...That Willis does not employ the same deftness in the sequels is a pity. The phrase is most effective not as a buildup to some hammer punch, but as one seamless unit of defiance.

In Live Free or Die Hard, the line is used not only as a "buildup to some hammer punch," but as a self-referential quote. McClane delivers it with a self-awareness that "Yes, this is my defining catchphrase." Only in real life, no one has one of those. By this point McClane is treating himself like the iconic character that he is, but he shouldn't be so aware of it. Like the production design, it's another touch that makes the world of LF/DH (there, Zack, I used it) a little too movie-world.

Vegas Vacation is another fourth sequel, one that followed long after everyone thought the series was over. And besides not being written by John Hughes and not being funny, one of its missteps was to spend the third act telling us what made the Griswolds a great family. It got self-conscious, as though the new shepards of the franchise had tried really hard to analyze what made the previous movies tick, and were so thrilled with what they discovered that they just had to share it with us. Except that the old movies never bothered to tell us why they were good, they were just good in that way, and that was enough.

Similarly, LF/DH labors too much to tell us about what makes McClane who he is. Why he's a hero, the sacrifices he's made, what it's cost him. He's the guy who acts when there's nobody else there to do it. Well, duh. We know that. That's why we're here. Enough with the self-aware analysis of the Die Hard mythos. That's the job of critics and bloggers. Your job is to enact it, not to spell it out so that we know you know.

Also!
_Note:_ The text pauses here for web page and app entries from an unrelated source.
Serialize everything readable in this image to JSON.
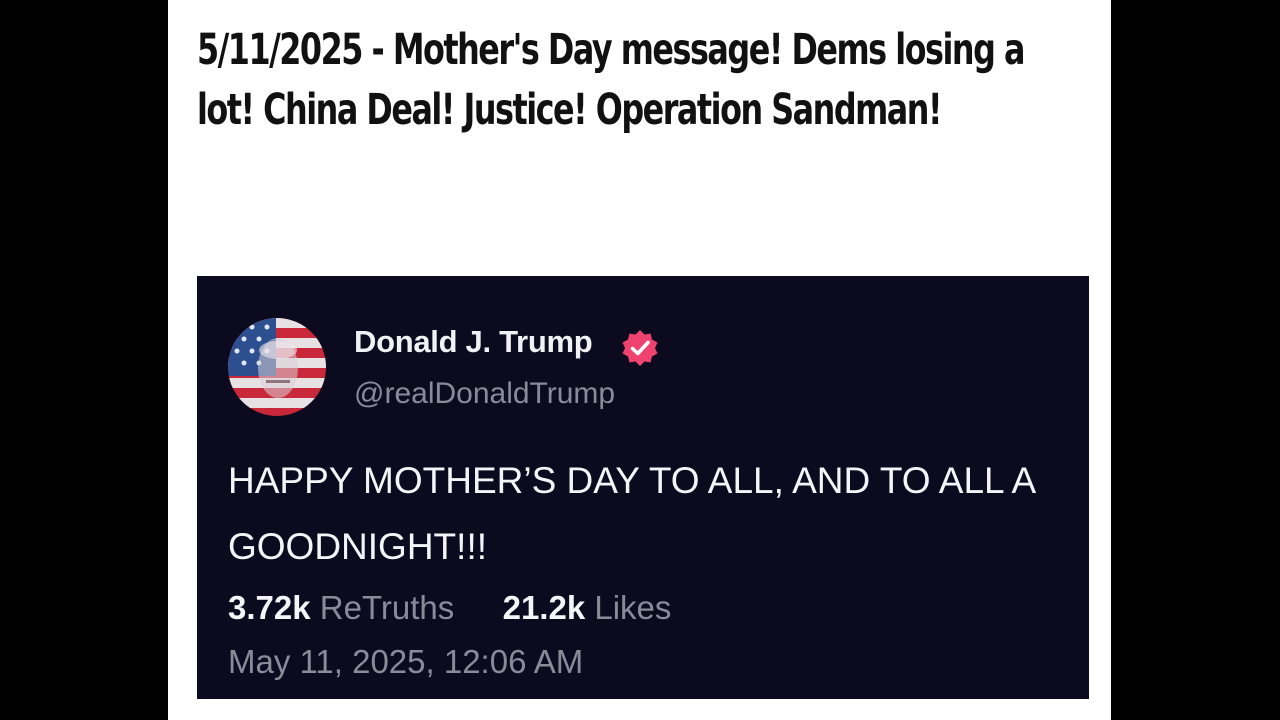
{
  "headline": "5/11/2025 - Mother's Day message! Dems losing a lot!  China Deal! Justice! Operation Sandman!",
  "post": {
    "author_name": "Donald J. Trump",
    "author_handle": "@realDonaldTrump",
    "text": "HAPPY MOTHER’S DAY TO ALL, AND TO ALL A GOODNIGHT!!!",
    "retruths_count": "3.72k",
    "retruths_label": "ReTruths",
    "likes_count": "21.2k",
    "likes_label": "Likes",
    "timestamp": "May 11, 2025, 12:06 AM",
    "verified_icon": "verified-badge-icon",
    "avatar_icon": "profile-avatar"
  },
  "colors": {
    "background": "#000000",
    "page": "#ffffff",
    "card_background": "#0b0a1f",
    "verified_badge": "#f0426e",
    "muted_text": "#8c8a99"
  }
}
The plot, particularly the bad guys' plan, is dumb and/or unbelievable in ways that Steve sums up well, but I guess my expectations were low in that department.

So that's Live Free or Die Hard. The title is perfect, the action is cool, Bruce Willis is badass and so is Maggie Q, Justin Long is funny and the daughter is well-cast. This was the sequel I was most excited about this summer (though guardedly so) and overall it did not disappoint. I had feared worse. It could have been better, but it's not bad and overall more enjoyable than Die Hard 2.